Movie: Army of Shadows (1969)

I’ll keep this simple. Go, right now, to the Rialto Pictures website. See if this movie will be playing anywhere near you in the coming months. And then move heaven and earth to be there.

I have been waiting to see Jean-Pierre Melville’s French Resistance drama since April 28, when I read Manohla Dargis’ rave review in the New York Times. (That’s also at the Rialto Pictures website. Really, you should have gone there already.) Even if she hadn’t called it a masterpiece, I would have seen it. Melville may be my favorite filmmaker. His crime dramas are precision entertainments that also depict an entire philosophy of masculinity, one that embraces both grand gestures and hard choices. A few years ago Rialto reissued the full cut of Melville’s Le Cercle Rouge. Seeing it in a small theater on a blustery day, the clicking of the projector audible, the film’s autumnal palette matching that of the world outside, remains one of the high points of my movie-going life.

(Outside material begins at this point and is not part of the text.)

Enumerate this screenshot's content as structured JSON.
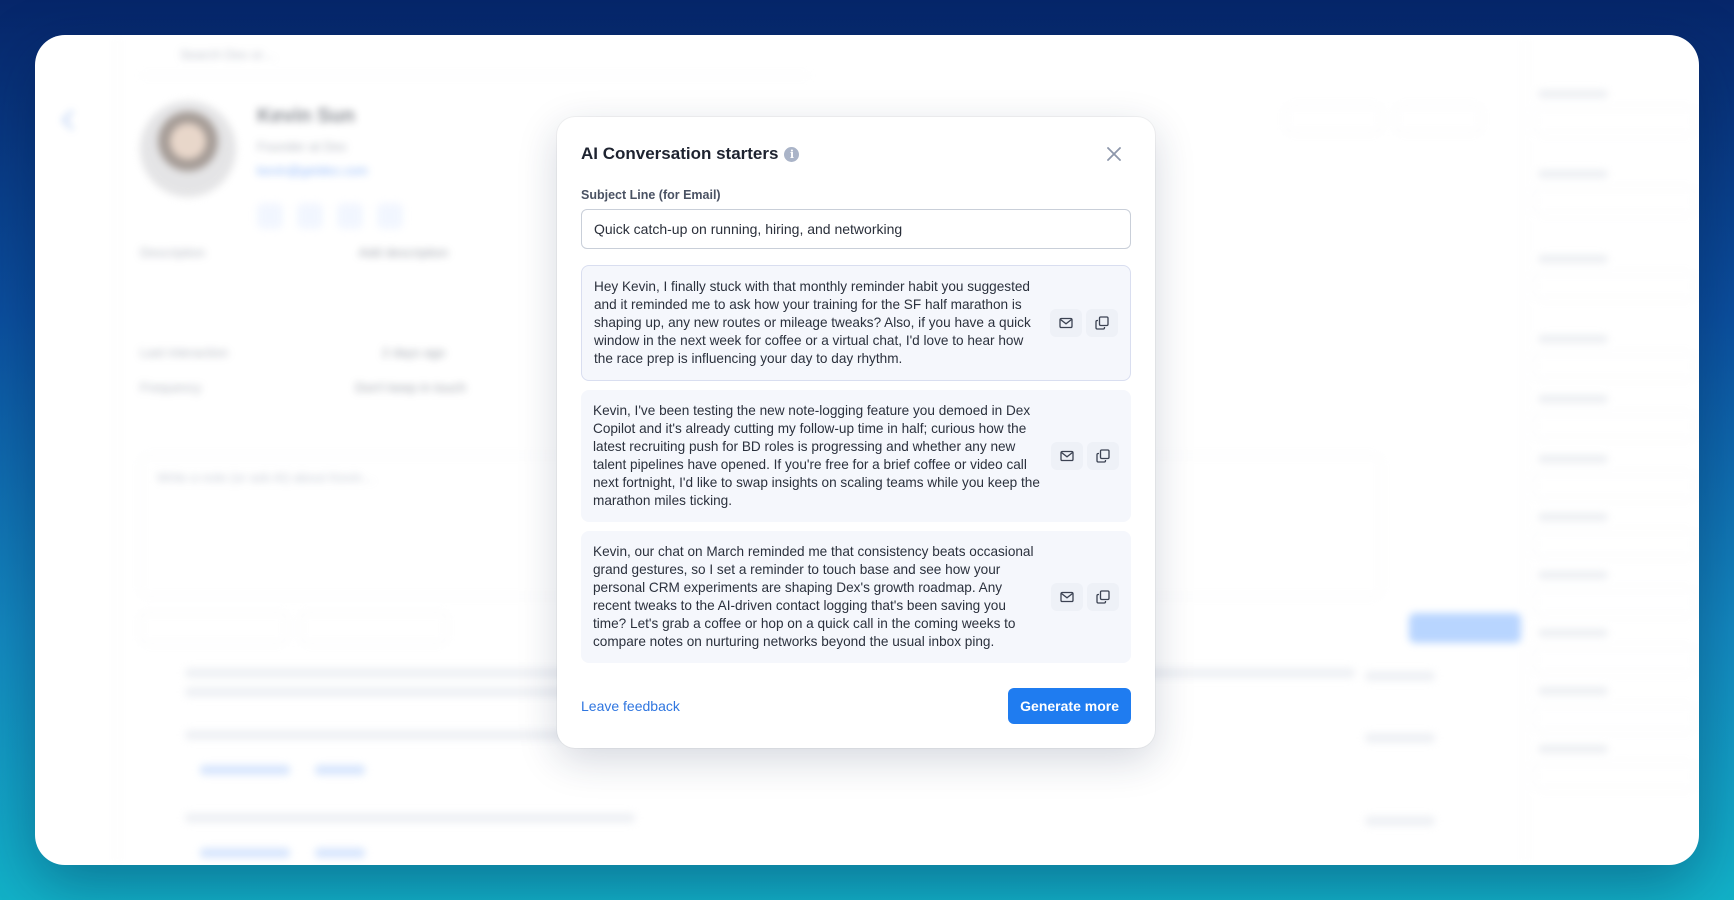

But Army of Shadows may be Melville’s crowning achievement. Never released in the United States until now, it features all the style, the tension, the sheer panache of his thrillers. But this time the stakes are as high as they can be. For every heart-stopping moment there’s a heartbreaking one, in which Melville says profound things about the human condition in the most dire of circumstances. An exchange of coats between two strangers. Or a scene in which a Resistance fighter, on a brief reprieve in London, ducks into a club during an air raid and realizes that the servicemen and women inside won’t stop dancing no matter where the bombs fall. Shades of that Kung Fu Monkey post I linked to the other day.

Shadows is the rare Melville film in which a woman plays a key role. And what a woman – Simone Signoret, keeping her efforts a secret from her own family.

Lino Ventura is hugely impressive in the lead. For years, I only knew the actor for his performance in The Medusa Touch, a godawful horror film that sold itself with a poster showing Richard Burton’s massive, craggy head beneath the word “Telekinesis.” (Anybody who believes in telekinesis, raise my hand.) Medusa is one of those movies cobbled together with international money, which means international casting. Which means there’s a scene explaining why Ventura, a French cop, is investigating cases for Scotland Yard.

But thanks to Rialto, I’ve gained a whole new appreciation for Ventura, a one-time Greco/Roman wrestling champion. He’s been featured in three sterling crime dramas re-released by the company: Touchez Pas Au Grisbi, Elevator to the Gallows, and Classe Tous Risques. The first two of those films are now available on DVD from the Criterion Collection. So is Melville’s Le Cercle Rouge, for that matter. Do yourself a favor and watch them now.

If the pattern holds, Army of Shadows will be out in a deluxe edition soon enough. It certainly deserves to be. Let me continue to make this simple: Army of Shadows is not just the best movie I’ve seen this year, it’s the best I’ve seen in ages.

Update: Shame-Faced

Instead of a new post, a golden oldie from this site on Ayn Rand’s The Fountainhead.